[Input records]

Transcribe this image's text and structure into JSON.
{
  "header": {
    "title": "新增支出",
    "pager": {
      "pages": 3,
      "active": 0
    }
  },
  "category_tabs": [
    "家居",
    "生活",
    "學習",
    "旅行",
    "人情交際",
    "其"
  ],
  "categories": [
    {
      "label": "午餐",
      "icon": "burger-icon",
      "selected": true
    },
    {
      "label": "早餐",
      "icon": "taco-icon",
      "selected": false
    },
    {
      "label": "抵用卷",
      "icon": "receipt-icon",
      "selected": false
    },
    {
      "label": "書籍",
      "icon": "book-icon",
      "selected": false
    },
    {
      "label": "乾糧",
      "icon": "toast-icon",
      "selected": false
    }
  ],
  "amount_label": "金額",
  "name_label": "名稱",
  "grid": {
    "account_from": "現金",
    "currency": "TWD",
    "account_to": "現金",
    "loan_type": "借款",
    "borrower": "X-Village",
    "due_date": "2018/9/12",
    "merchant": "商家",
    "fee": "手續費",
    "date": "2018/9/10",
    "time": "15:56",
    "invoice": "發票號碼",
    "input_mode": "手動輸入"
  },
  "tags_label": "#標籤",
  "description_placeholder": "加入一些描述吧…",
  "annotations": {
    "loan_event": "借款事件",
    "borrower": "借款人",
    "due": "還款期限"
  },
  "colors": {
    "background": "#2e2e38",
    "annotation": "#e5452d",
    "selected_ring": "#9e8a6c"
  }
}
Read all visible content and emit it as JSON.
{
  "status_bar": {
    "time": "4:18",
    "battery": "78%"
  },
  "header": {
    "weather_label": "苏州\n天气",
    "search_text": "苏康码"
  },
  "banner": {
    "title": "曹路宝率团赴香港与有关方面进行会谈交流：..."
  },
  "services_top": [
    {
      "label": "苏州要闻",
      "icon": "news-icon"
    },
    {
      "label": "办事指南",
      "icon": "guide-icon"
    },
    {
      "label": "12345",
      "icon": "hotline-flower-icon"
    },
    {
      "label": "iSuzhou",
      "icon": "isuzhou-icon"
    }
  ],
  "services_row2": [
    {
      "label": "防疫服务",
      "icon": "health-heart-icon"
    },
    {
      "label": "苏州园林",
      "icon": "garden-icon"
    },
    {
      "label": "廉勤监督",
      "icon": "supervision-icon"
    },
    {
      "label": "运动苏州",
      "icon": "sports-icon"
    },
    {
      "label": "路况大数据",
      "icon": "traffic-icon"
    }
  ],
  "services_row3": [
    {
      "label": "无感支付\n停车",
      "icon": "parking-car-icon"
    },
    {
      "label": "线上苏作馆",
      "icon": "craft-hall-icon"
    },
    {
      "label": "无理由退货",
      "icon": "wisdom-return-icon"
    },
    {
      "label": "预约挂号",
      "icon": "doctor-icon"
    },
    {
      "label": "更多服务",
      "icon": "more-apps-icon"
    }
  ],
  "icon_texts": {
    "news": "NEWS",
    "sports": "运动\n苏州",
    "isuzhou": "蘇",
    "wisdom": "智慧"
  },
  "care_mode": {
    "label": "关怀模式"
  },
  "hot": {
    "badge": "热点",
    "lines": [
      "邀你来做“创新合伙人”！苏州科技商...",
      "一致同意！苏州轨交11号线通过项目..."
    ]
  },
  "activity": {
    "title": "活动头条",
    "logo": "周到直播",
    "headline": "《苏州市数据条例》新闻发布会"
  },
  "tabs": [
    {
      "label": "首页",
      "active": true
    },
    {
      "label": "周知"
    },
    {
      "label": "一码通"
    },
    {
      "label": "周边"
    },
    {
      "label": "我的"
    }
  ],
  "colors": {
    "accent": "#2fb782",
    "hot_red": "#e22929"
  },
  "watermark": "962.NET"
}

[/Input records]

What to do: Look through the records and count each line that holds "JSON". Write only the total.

Solved problem: 2